I knew where the line was today when I walked into an instrument store that was next to the drum store I go to. It was full of stringed instruments and keyboards. The clerk invited me to try out anything I wanted to. I felt out of my depth. I explained that I had just come from the drum store next door and wanted to know what this store had.
Somehow I felt like I had to identify myself. I told him that I am in the “hitting on things” tribe, and not the “things with strings” tribe. I did ask if they had any wind instruments. I am in the “blowing in things” tribe as well. They just had some slide whistles and pennywhistles. Not quite what I wanted. While there I fooled around with an upright bass but I don’t think I’m ready to make an eight thousand dollar investment in a toy. Bass guitars are a hybrid. They are kind of rhythm, and kind of notes. I could handle a bass, if I felt like learning all those notes. There are a lot of notes.
I have a hankering for a French horn, but then again we are back to the idea of the steep learning curve. I’d have to relearn how to read music, and how to play the thing. There are only three keys to depress but there are different combinations. You can do one at a time or two, or all three. There are also three different breaths you can use. If you combine all of these things you can play any note you want. The problem is knowing what you want and knowing how to make it at the same time.
Sometimes I feel around musical instruments the same way some of my students felt about writing when I tutored in college. They had varying degrees of learning disabilities and writing down their thoughts was often an impossible task. By the time one particular student remembered how to write the letters he would forget what he was trying to say. Since his essay was on his grasp of the subject and not his ability to write, I was employed to help. I would read the question and he would answer and I would type it up. I didn’t change anything he said or do any fact checking. His grade was purely his. Essentially I was the human version of “Dragon Dictation.”
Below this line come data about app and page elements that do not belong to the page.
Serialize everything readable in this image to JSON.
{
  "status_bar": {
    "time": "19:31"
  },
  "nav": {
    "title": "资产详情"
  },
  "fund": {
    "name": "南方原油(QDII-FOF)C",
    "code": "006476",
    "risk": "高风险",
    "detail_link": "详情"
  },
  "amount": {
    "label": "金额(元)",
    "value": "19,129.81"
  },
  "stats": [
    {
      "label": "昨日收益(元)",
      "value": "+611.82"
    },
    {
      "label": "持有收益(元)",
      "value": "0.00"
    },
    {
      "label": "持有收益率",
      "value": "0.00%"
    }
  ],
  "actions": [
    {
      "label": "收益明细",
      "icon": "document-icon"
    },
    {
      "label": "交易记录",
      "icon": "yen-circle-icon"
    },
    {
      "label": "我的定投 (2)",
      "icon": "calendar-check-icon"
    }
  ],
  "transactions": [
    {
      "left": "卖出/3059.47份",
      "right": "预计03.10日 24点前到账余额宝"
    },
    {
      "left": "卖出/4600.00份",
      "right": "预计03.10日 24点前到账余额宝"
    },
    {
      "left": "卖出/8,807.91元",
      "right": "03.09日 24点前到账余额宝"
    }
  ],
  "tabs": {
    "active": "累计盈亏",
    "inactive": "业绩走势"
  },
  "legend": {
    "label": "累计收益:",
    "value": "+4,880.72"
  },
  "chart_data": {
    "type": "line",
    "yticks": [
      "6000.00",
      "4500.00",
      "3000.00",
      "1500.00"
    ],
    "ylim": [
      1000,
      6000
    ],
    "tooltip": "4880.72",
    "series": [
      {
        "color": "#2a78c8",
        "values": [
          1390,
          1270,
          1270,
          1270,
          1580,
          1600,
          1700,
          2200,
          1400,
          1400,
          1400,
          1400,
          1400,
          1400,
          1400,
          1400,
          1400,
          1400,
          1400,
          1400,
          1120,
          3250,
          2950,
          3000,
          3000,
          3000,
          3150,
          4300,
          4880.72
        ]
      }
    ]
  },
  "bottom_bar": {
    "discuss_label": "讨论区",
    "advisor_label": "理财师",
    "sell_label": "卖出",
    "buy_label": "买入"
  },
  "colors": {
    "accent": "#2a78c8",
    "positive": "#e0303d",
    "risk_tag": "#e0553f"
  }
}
I made it easy for him. I got the words out of his head and onto paper. But there isn’t such a way for me to get the music out of my head and into reality. So right now I’m sticking with things that don’t have a lot going on.
Part of it is just allowing myself to make noise. Playing an instrument takes up space in the world. Making up your own compositions takes up more space. It isn’t physical space, sure, but it is still space. I’m noisy when I bang on things. I have to bang on them a lot to work things out. Children are supposed to be seen and not heard, after all. Making noise is kind of rebellious, and kind of brave.
It is the same kind of bravery that I employ when I write, and especially when I post my writings. To write my thoughts and share them with strangers all over the world is to take up space. It is to say that I think that I have something worth hearing. It is to say that I’m not going to be silent anymore.
In the same way that I’ve had to write a lot to feel like I can easily express myself, I know that I’m going to have to practice a lot to express myself musically. So I’m drumming. Everything needs a beat, a rhythm, after all. It is what our lives start with, that heartbeat, that boom boom boom.
I’m drumming to find myself, to make a space. I’m drumming because it is fun. I’m drumming because it is unexpected. I’m drumming in order to heal.